Could we in the GAA learn anything from the AFL?.
Of course we can always learn and improve. I think the mark could be introduced into GAA, initially confined to the kick outs with the proviso that the kick out travel beyond the 45 metre line. This would encourage and reward clean high fielding around the middle of the field. It might also put an end to the congestion and fouling which is prevalent in this area of the pitch. I would also allow a direct pick up from the ground, again with the proviso that both feet are standing on the ground while doing so. In Irish weather conditions it can be very difficult for players to execute and referees to interpret the traditional toe pick. The direct pick up should also speed the game up and prevent rucks forming. It seems to work well in Ladies Football. An attempt at these modifications could be introduced for a trial period in the National League.
How does been treated as a full time professional while in Australia with the Irish Team differ from your County amateur experience?.
There is a hugh difference. Obviously an amateur has time restraints due to work or study commitments. As a professional, one has greater time to prepare both physically and mentally for the sport.

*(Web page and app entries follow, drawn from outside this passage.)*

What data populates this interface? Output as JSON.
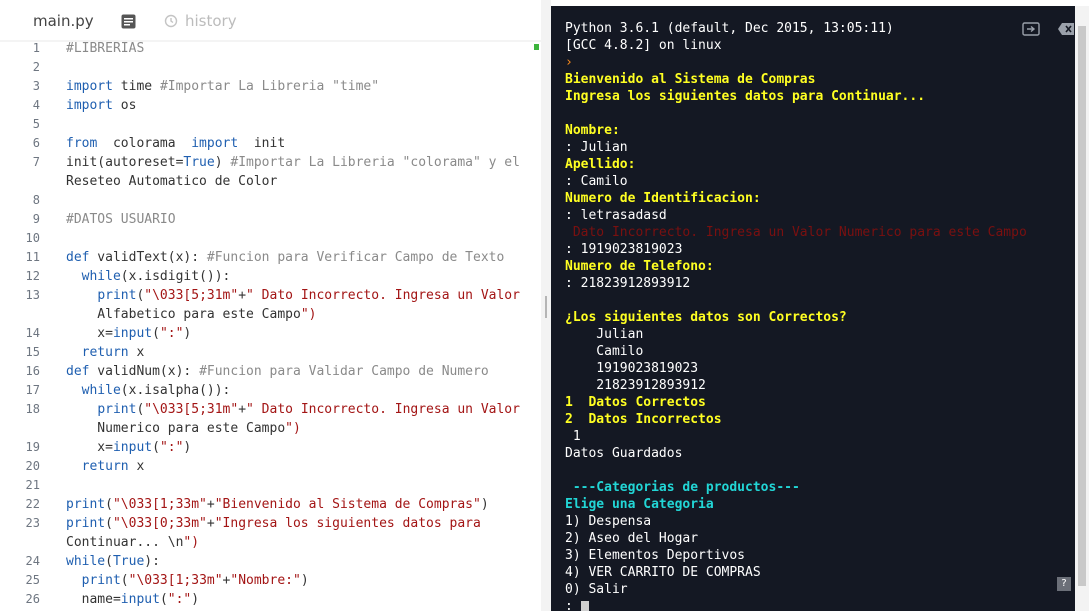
{
  "tabs": {
    "file": "main.py",
    "history": "history"
  },
  "colors": {
    "terminal_bg": "#141823",
    "yellow": "#ffff22",
    "cyan": "#22d6d6",
    "keyword": "#1f5fb0",
    "string": "#a31515",
    "comment": "#8a8a8a"
  },
  "code_lines": [
    {
      "n": "1",
      "t": "#LIBRERIAS"
    },
    {
      "n": "2",
      "t": ""
    },
    {
      "n": "3",
      "t": "import time #Importar La Libreria \"time\""
    },
    {
      "n": "4",
      "t": "import os"
    },
    {
      "n": "5",
      "t": ""
    },
    {
      "n": "6",
      "t": "from  colorama  import  init"
    },
    {
      "n": "7",
      "t": "init(autoreset=True) #Importar La Libreria \"colorama\" y el"
    },
    {
      "n": "",
      "t": "Reseteo Automatico de Color"
    },
    {
      "n": "8",
      "t": ""
    },
    {
      "n": "9",
      "t": "#DATOS USUARIO"
    },
    {
      "n": "10",
      "t": ""
    },
    {
      "n": "11",
      "t": "def validText(x): #Funcion para Verificar Campo de Texto"
    },
    {
      "n": "12",
      "t": "  while(x.isdigit()):"
    },
    {
      "n": "13",
      "t": "    print(\"\\033[5;31m\"+\" Dato Incorrecto. Ingresa un Valor"
    },
    {
      "n": "",
      "t": "    Alfabetico para este Campo\")"
    },
    {
      "n": "14",
      "t": "    x=input(\":\")"
    },
    {
      "n": "15",
      "t": "  return x"
    },
    {
      "n": "16",
      "t": "def validNum(x): #Funcion para Validar Campo de Numero"
    },
    {
      "n": "17",
      "t": "  while(x.isalpha()):"
    },
    {
      "n": "18",
      "t": "    print(\"\\033[5;31m\"+\" Dato Incorrecto. Ingresa un Valor"
    },
    {
      "n": "",
      "t": "    Numerico para este Campo\")"
    },
    {
      "n": "19",
      "t": "    x=input(\":\")"
    },
    {
      "n": "20",
      "t": "  return x"
    },
    {
      "n": "21",
      "t": ""
    },
    {
      "n": "22",
      "t": "print(\"\\033[1;33m\"+\"Bienvenido al Sistema de Compras\")"
    },
    {
      "n": "23",
      "t": "print(\"\\033[0;33m\"+\"Ingresa los siguientes datos para"
    },
    {
      "n": "",
      "t": "Continuar... \\n\")"
    },
    {
      "n": "24",
      "t": "while(True):"
    },
    {
      "n": "25",
      "t": "  print(\"\\033[1;33m\"+\"Nombre:\")"
    },
    {
      "n": "26",
      "t": "  name=input(\":\")"
    }
  ],
  "terminal_lines": [
    {
      "t": "Python 3.6.1 (default, Dec 2015, 13:05:11)",
      "c": "w"
    },
    {
      "t": "[GCC 4.8.2] on linux",
      "c": "w"
    },
    {
      "t": "›",
      "c": "prompt"
    },
    {
      "t": "Bienvenido al Sistema de Compras",
      "c": "y"
    },
    {
      "t": "Ingresa los siguientes datos para Continuar...",
      "c": "y"
    },
    {
      "t": "",
      "c": "w"
    },
    {
      "t": "Nombre:",
      "c": "y"
    },
    {
      "t": ": Julian",
      "c": "w"
    },
    {
      "t": "Apellido:",
      "c": "y"
    },
    {
      "t": ": Camilo",
      "c": "w"
    },
    {
      "t": "Numero de Identificacion:",
      "c": "y"
    },
    {
      "t": ": letrasadasd",
      "c": "w"
    },
    {
      "t": " Dato Incorrecto. Ingresa un Valor Numerico para este Campo",
      "c": "red"
    },
    {
      "t": ": 1919023819023",
      "c": "w"
    },
    {
      "t": "Numero de Telefono:",
      "c": "y"
    },
    {
      "t": ": 21823912893912",
      "c": "w"
    },
    {
      "t": "",
      "c": "w"
    },
    {
      "t": "¿Los siguientes datos son Correctos?",
      "c": "y"
    },
    {
      "t": "    Julian",
      "c": "w"
    },
    {
      "t": "    Camilo",
      "c": "w"
    },
    {
      "t": "    1919023819023",
      "c": "w"
    },
    {
      "t": "    21823912893912",
      "c": "w"
    },
    {
      "t": "1  Datos Correctos",
      "c": "y"
    },
    {
      "t": "2  Datos Incorrectos",
      "c": "y"
    },
    {
      "t": " 1",
      "c": "w"
    },
    {
      "t": "Datos Guardados",
      "c": "w"
    },
    {
      "t": "",
      "c": "w"
    },
    {
      "t": " ---Categorias de productos---",
      "c": "cy"
    },
    {
      "t": "Elige una Categoria",
      "c": "cy"
    },
    {
      "t": "1) Despensa",
      "c": "w"
    },
    {
      "t": "2) Aseo del Hogar",
      "c": "w"
    },
    {
      "t": "3) Elementos Deportivos",
      "c": "w"
    },
    {
      "t": "4) VER CARRITO DE COMPRAS",
      "c": "w"
    },
    {
      "t": "0) Salir",
      "c": "w"
    },
    {
      "t": ": ",
      "c": "w",
      "cursor": true
    }
  ],
  "help": "?"
}
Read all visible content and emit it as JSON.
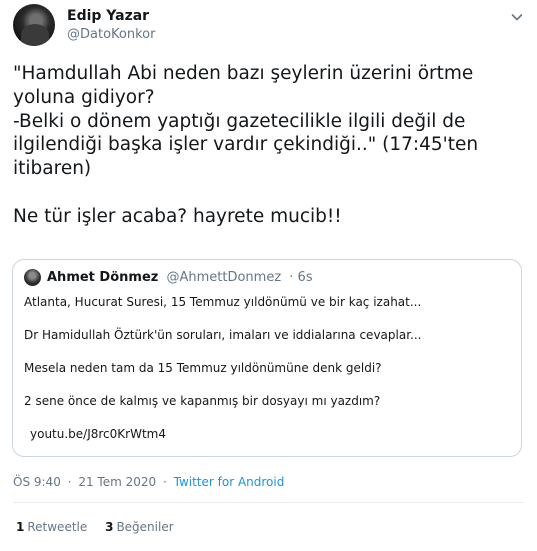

Also it allows plenty of time to rest, thus niggling or worrying injuries are given time to heal or can be treated immediately, and so prevent the development of further or more serious injuries later.
Would you be worried about recruitment of young GAA players to the AFL?.
Honestly, I would not be overly concerned. At best it offers an opportunity to earn a living as a professional athlete in an allied sport. Players who experience this opportunity and then return to the GAA will surely have benefited in a personal and sporting manner, and hopefully will bring these benefits to the game of Gaelic Foorball. If the GAA presents its games in a sensible and attractive fashion to young people, it has nothing to fear from any other sport. The introduction of under age development squads with emphasis on skills, discipline, health, diet etc. would benefit players, schools, clubs, and Irish society in general. Graham has represented Ireland in the Compromise Rules Series on six occasions, captaining the 2003 team. He was chosen as player of the series on three occasions.